Amazon have, in our opinion, always offered the best solution for cloud-deployment of services, including web-sites, and one of the primary reasons was the speed with which you can start, stop and upgrade your capacity.
However, Amazon have again raised their game and added automated scaling. This is neat and gives you two approaches, by schedule and by demand. Both work in very similar ways with scheduled scaling allowing you to increase and decrease the number of instances on a predictable schedule. Typically that might mean lowering the grunt overnight and raising it at peak times such as 9am or the 5pm to 8pm tea-time rush. If you’ve got a quiet overnight server load you could easily reduce your operating costs by 25% or more.
Method two is scaling based on demand. You set specific policies based on many factors (including CPU usage, bandwidth, memory) to start and stop instances. It only take a minute to start new instances (what Amazon call servers) so with only a momentary slow down you could easily build a skeleton server farm that fires up 100% on demand.
In practical terms you can now easily plan your cloud capacity to meet your digital needs. Got a huge email drop going out? Up the capacity. Do you get little overnight traffic? Shutdown most of your services. An unexpected spike in traffic caused by an item going viral? No problem, the server capacity will scale up and then back down again once the flurry has passed.

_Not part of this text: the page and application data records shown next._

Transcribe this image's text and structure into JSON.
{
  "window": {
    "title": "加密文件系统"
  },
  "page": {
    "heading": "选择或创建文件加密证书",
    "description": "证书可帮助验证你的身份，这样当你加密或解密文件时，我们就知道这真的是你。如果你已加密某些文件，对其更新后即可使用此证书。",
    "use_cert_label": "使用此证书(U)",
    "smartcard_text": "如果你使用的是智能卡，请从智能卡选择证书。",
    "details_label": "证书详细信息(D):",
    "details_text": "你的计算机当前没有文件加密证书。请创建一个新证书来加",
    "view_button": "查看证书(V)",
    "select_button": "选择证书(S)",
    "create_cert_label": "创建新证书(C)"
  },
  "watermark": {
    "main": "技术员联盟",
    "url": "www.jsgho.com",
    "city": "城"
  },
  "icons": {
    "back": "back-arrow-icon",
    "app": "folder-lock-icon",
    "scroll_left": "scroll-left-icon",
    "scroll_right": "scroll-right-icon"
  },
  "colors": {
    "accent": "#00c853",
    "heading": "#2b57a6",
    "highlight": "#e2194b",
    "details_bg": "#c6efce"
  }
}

It seems such an obvious thing to do but until now you’ve broadly had to build your digital capacity based on peak usage, and then leave a large part of it unused during the off-peak periods. It’s a lot like the old days of fitting out and maintaining a 50-man office just because you have 50 staffers who converge at the same time for a few hours a week. Nowadays, of course, we implement hot desking and location independent working so we only need the bare minimum of office space and facilities.
We estimate that since we started using Amazon services, the cost per event (how we measure the cost of server power) has come down in real terms by 75%.
That’s a three fold reduction in cost in just over 3 years. We share these saving with our clients, so our typical server configuration (couple of servers, working in tandem) has come down in cost from circa £1,200 per month to less than £300 and a typical small installation server cost has come down from £100 a month to £30.